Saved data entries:

————

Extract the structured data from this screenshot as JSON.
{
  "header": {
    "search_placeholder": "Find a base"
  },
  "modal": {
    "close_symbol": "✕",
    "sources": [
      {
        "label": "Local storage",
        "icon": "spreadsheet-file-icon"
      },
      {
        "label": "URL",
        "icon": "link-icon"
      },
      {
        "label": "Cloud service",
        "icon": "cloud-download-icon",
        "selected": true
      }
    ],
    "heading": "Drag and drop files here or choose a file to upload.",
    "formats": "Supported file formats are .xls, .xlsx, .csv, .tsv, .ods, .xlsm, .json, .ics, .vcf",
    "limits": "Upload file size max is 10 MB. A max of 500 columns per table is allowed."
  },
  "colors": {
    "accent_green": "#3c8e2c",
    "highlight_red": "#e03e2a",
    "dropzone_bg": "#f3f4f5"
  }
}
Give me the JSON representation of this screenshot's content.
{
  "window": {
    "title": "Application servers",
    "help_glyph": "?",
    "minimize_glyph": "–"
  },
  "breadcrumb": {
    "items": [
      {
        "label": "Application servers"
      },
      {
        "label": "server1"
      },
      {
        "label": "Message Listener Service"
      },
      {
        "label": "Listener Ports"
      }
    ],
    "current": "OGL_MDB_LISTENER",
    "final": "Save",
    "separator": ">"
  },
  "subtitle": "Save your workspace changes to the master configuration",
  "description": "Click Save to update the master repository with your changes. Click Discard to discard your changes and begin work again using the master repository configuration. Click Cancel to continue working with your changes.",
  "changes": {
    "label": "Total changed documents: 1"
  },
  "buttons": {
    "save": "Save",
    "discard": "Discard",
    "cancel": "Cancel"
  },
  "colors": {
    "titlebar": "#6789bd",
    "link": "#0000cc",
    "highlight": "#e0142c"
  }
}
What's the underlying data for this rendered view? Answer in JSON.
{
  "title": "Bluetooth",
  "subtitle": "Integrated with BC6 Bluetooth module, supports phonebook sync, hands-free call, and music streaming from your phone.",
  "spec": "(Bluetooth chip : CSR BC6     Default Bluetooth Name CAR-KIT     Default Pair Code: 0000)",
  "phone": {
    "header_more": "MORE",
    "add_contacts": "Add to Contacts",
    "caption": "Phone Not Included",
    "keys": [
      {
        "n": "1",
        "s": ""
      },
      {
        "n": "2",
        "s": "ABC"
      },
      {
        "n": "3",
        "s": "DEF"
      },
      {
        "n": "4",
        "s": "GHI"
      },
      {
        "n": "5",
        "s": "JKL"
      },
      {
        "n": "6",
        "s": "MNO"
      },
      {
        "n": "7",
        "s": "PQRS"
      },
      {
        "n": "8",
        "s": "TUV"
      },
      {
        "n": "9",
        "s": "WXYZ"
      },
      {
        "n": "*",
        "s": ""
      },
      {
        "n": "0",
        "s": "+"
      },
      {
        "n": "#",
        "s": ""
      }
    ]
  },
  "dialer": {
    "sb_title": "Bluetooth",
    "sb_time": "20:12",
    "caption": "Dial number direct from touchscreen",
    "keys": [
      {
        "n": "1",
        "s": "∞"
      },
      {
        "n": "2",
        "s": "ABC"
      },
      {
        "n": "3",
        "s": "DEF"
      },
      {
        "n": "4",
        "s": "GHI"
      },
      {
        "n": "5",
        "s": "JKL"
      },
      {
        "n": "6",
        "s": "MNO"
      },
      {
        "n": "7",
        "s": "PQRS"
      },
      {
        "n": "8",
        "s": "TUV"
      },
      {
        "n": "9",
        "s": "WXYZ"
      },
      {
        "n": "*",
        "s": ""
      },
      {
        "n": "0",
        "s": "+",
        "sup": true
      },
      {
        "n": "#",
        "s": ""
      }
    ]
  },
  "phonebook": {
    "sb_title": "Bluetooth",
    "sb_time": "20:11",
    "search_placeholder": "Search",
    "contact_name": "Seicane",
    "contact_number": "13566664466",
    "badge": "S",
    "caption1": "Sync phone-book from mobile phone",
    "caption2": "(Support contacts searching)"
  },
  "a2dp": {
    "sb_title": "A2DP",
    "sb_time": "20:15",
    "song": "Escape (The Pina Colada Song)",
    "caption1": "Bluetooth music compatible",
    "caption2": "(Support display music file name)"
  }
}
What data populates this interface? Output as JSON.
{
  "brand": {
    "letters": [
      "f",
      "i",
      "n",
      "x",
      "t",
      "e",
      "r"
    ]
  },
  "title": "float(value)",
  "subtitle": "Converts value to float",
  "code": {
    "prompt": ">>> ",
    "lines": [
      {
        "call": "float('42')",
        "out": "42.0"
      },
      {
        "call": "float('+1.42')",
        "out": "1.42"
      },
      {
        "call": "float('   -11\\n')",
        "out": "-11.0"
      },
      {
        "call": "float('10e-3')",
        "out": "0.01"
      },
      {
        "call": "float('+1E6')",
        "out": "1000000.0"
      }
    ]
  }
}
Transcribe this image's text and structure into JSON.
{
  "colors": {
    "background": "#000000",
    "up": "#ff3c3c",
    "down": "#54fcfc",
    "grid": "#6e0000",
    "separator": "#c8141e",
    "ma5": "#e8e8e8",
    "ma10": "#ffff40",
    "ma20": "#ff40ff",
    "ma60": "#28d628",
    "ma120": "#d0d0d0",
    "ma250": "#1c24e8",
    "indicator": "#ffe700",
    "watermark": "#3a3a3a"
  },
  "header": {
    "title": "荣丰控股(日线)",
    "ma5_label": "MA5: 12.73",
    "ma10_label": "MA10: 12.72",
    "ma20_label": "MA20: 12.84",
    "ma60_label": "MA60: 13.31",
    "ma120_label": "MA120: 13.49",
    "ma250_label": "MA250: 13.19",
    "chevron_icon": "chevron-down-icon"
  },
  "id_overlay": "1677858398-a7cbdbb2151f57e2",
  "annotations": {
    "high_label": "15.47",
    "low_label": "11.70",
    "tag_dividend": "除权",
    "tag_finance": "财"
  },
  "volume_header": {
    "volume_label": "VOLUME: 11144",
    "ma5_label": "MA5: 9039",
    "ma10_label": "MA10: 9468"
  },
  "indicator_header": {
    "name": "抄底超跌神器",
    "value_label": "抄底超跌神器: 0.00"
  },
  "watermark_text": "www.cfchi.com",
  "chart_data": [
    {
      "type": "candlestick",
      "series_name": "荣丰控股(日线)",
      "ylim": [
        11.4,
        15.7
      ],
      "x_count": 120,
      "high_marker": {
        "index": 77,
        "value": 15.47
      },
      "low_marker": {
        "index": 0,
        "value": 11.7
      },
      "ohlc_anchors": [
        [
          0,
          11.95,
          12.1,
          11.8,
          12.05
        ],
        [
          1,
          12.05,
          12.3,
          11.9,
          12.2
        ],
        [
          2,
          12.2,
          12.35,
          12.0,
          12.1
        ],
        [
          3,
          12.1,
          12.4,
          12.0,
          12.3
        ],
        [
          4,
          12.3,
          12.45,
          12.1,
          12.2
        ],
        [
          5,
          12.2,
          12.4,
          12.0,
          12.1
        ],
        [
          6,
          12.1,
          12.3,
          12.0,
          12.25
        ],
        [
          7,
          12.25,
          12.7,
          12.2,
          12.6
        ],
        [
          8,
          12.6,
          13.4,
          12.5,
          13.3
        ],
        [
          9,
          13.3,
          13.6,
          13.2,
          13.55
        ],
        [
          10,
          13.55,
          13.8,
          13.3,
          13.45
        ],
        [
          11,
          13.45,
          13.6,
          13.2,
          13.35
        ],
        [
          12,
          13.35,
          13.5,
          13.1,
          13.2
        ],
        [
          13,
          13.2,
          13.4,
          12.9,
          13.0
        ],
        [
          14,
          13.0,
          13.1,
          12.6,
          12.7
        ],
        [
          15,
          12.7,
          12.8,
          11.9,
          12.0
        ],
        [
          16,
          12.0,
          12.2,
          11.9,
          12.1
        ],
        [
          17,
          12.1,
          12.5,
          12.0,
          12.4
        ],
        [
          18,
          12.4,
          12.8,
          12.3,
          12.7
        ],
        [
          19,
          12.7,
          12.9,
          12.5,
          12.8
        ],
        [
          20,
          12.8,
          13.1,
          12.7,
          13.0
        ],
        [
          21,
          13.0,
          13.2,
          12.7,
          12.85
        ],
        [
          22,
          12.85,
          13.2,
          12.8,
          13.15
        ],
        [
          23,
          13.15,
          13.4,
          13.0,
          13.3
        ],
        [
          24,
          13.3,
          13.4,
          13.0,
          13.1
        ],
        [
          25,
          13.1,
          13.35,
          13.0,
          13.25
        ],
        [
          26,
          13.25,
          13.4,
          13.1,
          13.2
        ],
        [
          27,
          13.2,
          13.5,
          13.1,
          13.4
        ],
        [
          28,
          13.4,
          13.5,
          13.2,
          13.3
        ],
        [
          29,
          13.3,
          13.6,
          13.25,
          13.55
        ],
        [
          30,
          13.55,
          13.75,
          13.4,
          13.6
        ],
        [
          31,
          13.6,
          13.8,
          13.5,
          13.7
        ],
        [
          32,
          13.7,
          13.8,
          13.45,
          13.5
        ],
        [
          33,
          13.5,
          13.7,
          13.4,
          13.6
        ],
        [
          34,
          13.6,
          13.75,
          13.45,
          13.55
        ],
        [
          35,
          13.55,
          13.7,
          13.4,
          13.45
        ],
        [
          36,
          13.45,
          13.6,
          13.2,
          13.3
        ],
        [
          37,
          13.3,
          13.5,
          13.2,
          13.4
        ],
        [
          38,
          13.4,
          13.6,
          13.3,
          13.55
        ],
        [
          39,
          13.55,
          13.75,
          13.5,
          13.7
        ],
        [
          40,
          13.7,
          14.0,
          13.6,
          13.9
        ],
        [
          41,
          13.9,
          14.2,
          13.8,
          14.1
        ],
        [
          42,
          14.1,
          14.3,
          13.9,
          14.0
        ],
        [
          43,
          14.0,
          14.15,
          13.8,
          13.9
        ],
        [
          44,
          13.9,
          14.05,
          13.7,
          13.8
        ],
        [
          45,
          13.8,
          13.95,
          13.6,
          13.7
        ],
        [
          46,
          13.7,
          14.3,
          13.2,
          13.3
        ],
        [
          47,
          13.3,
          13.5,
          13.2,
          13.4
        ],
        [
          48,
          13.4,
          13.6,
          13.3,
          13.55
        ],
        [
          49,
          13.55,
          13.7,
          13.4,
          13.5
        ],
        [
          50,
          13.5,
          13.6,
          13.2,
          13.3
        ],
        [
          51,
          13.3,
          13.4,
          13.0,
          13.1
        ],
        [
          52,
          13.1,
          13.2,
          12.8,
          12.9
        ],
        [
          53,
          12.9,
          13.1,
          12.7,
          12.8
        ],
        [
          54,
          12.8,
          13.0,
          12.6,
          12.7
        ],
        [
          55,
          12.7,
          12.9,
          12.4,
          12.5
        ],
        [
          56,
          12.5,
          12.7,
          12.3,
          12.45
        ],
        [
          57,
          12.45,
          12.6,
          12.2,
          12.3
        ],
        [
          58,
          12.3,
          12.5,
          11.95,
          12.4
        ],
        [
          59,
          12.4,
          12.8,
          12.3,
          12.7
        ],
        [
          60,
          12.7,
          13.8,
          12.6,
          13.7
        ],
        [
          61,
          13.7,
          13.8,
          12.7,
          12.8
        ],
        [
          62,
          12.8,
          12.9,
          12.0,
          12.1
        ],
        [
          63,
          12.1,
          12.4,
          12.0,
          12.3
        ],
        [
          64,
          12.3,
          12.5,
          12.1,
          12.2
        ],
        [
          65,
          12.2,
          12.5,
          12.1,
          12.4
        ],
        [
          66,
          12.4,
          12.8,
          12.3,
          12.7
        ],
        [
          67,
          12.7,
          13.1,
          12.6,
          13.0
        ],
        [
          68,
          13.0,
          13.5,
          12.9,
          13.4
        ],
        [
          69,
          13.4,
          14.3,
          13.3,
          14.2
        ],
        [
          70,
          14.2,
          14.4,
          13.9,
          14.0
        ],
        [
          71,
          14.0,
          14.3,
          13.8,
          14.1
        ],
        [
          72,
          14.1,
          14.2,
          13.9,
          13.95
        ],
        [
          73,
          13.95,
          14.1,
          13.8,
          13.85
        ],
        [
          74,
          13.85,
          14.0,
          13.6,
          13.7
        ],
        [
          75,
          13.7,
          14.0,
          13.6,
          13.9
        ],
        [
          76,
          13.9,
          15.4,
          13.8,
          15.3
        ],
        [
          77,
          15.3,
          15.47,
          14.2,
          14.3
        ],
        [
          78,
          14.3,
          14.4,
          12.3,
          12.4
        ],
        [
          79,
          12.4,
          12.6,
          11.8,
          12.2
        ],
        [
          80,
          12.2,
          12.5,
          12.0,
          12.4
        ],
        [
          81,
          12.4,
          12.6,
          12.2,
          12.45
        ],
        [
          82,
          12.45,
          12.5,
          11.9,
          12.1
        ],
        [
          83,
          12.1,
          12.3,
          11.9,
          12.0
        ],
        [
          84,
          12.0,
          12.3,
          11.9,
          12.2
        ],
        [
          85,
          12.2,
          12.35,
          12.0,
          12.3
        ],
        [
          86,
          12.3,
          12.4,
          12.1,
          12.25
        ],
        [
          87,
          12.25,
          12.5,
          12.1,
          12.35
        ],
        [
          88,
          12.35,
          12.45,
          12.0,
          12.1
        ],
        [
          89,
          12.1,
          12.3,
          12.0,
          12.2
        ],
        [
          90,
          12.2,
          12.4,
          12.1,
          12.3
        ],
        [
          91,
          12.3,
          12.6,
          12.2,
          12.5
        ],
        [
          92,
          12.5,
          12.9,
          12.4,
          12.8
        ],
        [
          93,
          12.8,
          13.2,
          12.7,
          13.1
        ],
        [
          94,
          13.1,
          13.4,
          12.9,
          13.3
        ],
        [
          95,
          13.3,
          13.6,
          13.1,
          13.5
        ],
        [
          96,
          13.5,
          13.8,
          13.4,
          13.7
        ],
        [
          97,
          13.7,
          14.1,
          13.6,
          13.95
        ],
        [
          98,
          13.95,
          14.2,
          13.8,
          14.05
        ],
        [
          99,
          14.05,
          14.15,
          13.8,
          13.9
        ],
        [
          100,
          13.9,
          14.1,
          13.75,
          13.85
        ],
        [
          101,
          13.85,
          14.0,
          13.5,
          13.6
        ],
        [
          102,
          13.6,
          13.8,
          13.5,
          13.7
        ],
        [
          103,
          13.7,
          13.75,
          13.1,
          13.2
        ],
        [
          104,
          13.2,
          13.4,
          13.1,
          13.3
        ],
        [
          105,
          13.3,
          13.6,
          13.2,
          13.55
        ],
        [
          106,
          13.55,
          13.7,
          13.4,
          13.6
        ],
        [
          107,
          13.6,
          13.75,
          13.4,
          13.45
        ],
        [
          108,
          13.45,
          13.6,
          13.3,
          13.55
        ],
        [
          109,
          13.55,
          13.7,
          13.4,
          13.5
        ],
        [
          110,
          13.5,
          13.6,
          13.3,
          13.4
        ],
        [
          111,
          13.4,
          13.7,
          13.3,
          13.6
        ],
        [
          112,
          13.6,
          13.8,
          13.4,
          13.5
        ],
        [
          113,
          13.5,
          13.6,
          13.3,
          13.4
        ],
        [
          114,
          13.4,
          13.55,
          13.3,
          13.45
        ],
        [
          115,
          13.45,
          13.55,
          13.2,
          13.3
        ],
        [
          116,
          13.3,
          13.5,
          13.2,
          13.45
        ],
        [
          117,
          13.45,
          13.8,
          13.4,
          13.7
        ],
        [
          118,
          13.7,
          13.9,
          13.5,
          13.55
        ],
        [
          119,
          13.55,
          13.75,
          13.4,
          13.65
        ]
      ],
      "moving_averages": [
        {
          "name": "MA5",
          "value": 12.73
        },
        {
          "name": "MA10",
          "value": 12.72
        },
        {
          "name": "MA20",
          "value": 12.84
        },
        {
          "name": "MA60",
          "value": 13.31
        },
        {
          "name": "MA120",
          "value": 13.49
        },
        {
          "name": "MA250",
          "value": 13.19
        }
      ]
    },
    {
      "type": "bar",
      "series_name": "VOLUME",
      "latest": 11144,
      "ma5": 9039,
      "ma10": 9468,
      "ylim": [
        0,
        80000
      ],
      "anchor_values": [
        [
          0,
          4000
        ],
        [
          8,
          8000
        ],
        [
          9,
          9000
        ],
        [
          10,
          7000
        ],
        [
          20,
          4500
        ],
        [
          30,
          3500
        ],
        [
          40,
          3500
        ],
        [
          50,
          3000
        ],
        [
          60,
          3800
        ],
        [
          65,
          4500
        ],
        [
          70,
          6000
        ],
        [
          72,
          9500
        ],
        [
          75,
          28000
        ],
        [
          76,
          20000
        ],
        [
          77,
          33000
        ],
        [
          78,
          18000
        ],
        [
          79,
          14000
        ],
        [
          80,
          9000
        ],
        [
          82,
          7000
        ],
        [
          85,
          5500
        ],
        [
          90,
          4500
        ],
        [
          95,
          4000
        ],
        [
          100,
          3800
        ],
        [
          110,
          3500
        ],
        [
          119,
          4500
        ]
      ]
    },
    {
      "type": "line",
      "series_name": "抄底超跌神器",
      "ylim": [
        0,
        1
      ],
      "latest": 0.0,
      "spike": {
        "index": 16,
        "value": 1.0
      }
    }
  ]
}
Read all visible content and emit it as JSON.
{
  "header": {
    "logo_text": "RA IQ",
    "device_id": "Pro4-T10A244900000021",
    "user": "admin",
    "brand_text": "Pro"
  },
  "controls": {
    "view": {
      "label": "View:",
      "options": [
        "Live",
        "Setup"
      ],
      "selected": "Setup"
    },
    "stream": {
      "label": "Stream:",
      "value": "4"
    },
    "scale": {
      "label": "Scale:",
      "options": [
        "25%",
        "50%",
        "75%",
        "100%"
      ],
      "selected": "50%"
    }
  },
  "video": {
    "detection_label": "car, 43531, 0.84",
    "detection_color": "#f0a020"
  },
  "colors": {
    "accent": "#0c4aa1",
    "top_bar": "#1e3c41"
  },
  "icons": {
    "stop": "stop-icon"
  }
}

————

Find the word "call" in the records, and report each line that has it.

  "subtitle": "Integrated with BC6 Bluetooth module, supports phonebook sync, hands-free call, and music streaming from your phone.",
        "call": "float('42')",
        "call": "float('+1.42')",
        "call": "float('   -11\\n')",
        "call": "float('10e-3')",
        "call": "float('+1E6')",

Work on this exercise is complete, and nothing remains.